(Items from a data source)
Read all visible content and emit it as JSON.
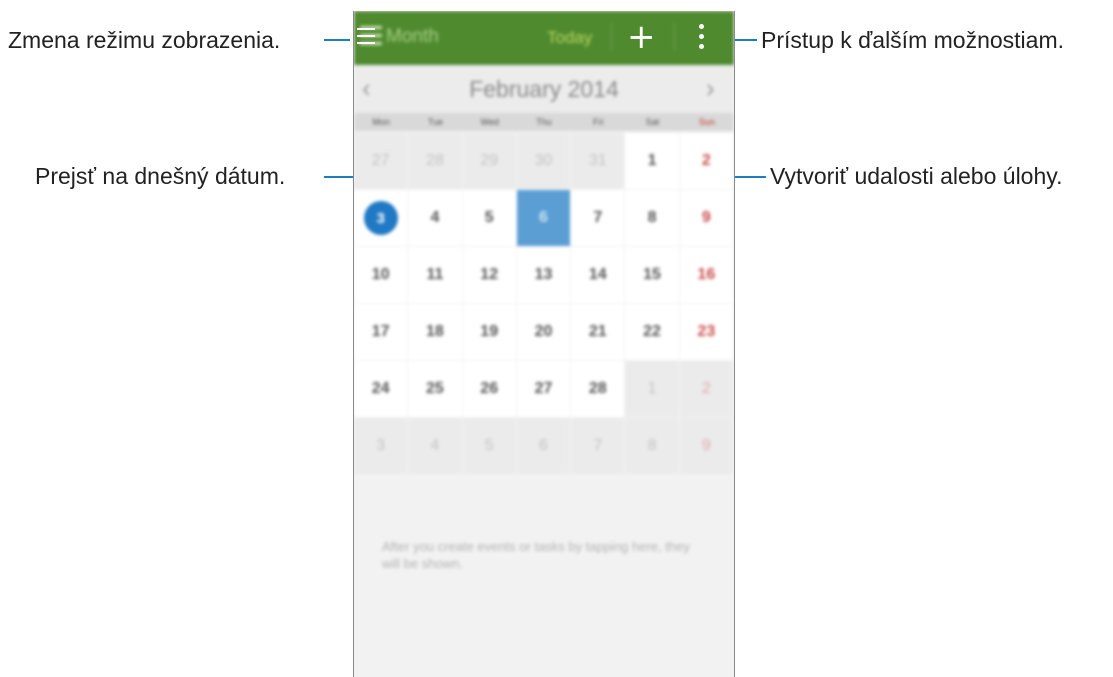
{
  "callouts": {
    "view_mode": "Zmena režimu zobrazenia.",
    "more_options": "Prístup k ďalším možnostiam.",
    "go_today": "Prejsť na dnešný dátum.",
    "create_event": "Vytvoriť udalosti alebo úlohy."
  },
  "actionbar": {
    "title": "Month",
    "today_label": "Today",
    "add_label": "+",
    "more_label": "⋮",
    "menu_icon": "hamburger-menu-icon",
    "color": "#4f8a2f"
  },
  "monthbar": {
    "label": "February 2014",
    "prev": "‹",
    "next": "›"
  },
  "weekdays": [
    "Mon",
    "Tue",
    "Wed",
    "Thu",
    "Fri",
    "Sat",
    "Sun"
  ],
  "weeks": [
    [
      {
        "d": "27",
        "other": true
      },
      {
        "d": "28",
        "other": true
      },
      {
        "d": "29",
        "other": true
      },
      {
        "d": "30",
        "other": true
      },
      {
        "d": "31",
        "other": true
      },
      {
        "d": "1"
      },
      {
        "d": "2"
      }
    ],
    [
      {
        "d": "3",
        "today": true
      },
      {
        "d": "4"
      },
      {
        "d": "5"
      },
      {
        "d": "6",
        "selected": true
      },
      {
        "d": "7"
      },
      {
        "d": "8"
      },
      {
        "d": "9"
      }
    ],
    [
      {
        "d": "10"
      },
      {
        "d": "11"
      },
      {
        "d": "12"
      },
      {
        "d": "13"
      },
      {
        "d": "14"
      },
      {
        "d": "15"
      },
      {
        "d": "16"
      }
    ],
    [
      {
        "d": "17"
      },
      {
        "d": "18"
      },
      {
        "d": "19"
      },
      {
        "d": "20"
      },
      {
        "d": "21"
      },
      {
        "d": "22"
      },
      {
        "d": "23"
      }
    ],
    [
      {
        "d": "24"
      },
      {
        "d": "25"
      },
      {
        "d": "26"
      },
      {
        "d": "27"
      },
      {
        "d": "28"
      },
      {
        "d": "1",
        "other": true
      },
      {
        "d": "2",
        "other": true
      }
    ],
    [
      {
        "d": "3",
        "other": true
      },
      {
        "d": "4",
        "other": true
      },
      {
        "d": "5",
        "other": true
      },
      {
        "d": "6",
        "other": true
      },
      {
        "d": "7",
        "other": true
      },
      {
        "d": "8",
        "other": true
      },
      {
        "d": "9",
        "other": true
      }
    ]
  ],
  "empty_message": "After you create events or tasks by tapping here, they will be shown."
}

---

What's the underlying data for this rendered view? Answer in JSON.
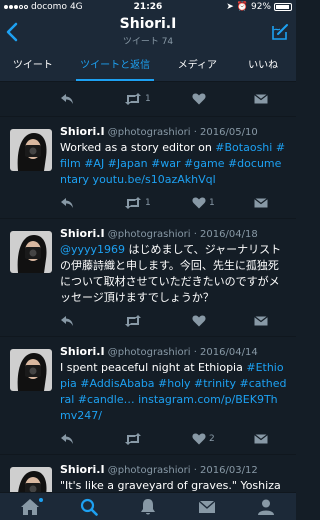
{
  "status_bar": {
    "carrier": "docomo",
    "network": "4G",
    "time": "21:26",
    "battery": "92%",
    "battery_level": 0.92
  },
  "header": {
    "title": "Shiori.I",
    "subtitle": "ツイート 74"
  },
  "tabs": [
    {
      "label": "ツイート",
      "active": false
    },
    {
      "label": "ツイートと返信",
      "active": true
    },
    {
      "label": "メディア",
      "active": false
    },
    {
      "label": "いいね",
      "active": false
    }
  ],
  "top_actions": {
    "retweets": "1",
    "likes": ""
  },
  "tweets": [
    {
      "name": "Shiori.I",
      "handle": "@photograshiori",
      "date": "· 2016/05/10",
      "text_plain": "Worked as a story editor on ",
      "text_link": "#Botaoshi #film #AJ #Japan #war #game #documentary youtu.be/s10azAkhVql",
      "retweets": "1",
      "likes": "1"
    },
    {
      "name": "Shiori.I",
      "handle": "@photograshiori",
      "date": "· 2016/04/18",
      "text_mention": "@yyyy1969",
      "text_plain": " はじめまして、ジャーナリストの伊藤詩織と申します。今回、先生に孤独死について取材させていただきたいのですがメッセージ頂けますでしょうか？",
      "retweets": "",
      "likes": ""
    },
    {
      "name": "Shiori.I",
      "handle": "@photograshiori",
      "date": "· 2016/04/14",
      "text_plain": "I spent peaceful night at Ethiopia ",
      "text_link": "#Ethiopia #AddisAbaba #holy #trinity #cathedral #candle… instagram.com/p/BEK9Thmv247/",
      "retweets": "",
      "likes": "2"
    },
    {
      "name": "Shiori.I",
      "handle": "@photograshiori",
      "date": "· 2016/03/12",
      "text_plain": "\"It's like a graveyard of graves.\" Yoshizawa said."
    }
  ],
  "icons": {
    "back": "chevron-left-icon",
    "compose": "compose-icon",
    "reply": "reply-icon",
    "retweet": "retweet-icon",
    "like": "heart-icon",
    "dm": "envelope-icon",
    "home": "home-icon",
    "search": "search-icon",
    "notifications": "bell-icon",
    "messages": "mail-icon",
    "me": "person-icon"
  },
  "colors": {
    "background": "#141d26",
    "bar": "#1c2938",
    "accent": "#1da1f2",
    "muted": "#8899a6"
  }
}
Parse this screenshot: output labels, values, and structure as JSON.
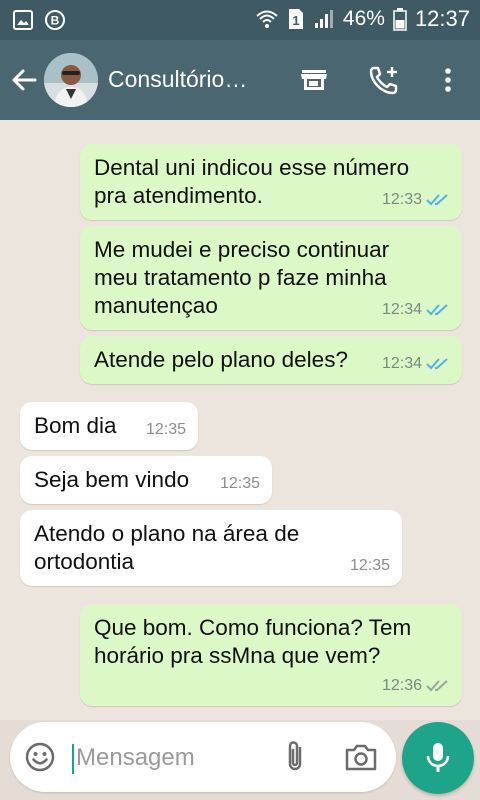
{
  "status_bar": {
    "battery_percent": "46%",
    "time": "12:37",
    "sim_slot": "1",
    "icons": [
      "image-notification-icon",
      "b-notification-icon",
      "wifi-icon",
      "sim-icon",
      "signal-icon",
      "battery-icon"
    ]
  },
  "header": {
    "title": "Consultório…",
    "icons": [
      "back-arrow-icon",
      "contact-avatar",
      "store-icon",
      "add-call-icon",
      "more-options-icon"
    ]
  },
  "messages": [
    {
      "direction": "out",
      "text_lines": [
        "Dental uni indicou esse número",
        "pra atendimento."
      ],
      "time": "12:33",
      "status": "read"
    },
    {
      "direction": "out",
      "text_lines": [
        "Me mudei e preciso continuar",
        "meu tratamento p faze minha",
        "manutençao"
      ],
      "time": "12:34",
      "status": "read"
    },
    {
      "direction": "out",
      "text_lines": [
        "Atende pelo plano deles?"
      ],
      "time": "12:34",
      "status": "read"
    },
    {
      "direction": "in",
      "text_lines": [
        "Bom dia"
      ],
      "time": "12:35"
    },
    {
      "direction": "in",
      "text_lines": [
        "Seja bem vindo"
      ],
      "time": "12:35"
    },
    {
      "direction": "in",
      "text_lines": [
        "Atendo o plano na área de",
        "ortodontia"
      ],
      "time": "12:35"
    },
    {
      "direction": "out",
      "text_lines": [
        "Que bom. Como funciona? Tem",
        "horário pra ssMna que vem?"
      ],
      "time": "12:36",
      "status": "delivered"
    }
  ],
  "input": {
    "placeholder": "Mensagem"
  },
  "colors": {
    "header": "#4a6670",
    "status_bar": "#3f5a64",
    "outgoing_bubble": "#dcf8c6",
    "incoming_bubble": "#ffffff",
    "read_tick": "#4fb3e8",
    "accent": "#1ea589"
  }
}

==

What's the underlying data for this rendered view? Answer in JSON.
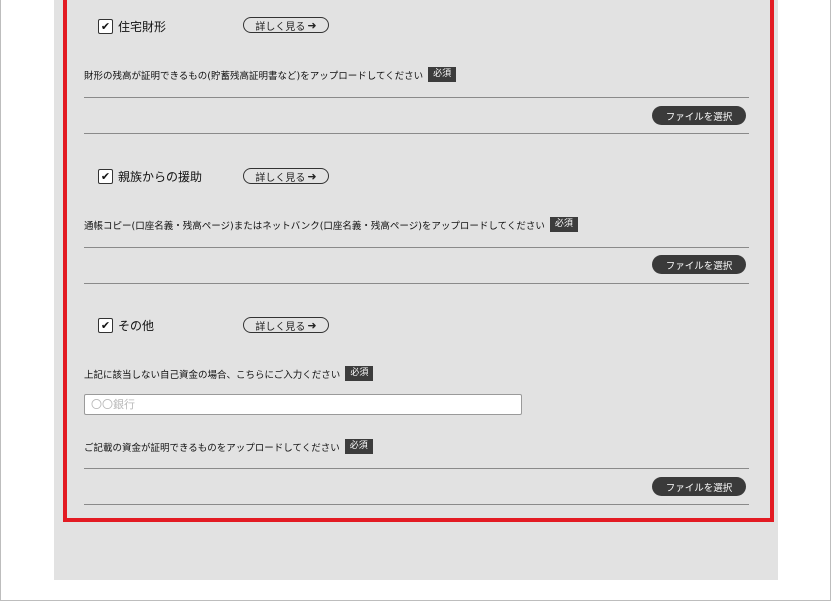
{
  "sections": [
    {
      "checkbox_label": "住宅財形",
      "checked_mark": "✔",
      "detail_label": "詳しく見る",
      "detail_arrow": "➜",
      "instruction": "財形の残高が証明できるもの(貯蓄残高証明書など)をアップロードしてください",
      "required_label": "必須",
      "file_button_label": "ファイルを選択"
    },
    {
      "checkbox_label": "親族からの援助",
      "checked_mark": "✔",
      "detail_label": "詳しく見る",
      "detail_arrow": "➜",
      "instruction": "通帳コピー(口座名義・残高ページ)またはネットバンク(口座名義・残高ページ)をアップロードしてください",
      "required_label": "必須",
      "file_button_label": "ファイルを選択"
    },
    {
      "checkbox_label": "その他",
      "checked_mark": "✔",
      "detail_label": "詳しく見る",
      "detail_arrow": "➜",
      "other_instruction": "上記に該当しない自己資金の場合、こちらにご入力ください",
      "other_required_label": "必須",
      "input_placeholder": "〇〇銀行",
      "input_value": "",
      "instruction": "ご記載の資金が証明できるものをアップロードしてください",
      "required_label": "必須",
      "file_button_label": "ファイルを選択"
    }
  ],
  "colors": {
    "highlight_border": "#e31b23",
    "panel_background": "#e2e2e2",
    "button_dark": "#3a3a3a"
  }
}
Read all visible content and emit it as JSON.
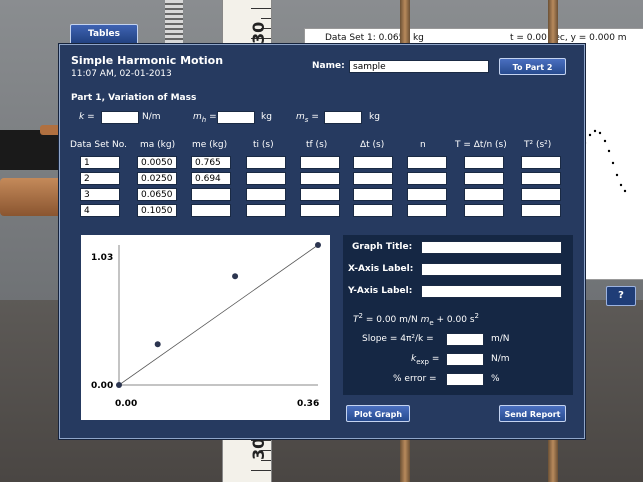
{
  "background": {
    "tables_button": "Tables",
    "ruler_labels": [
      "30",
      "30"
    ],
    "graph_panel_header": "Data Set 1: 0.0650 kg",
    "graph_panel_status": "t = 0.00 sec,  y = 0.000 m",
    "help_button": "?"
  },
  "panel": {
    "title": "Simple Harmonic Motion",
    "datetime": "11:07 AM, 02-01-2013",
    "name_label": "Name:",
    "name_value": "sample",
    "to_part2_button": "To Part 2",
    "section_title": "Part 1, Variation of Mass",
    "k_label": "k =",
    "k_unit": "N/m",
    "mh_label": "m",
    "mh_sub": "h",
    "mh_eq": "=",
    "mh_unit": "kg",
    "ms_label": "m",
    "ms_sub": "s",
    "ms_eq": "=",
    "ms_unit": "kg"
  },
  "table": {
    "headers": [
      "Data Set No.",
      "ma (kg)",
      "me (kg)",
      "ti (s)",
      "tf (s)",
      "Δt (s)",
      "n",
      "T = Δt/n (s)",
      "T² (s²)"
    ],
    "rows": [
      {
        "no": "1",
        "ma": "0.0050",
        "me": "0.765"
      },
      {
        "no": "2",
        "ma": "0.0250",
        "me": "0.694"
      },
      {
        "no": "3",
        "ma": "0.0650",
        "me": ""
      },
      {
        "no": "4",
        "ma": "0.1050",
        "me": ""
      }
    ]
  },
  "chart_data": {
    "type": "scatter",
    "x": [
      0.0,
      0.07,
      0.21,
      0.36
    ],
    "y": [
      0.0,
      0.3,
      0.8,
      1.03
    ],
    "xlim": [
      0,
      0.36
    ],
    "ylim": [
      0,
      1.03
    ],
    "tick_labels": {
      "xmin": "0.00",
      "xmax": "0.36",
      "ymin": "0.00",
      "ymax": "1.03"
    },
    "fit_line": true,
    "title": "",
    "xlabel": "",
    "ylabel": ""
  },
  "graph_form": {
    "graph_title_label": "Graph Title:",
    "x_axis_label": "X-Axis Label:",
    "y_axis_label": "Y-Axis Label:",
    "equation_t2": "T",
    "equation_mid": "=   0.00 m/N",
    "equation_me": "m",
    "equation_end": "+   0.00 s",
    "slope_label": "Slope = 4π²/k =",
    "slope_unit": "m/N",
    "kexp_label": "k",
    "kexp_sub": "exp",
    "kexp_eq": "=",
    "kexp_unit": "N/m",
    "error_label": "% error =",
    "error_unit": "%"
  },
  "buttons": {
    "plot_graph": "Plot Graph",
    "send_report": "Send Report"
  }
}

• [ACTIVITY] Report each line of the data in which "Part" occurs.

• [RESULT]
    "to_part2_button": "To Part 2",
    "section_title": "Part 1, Variation of Mass",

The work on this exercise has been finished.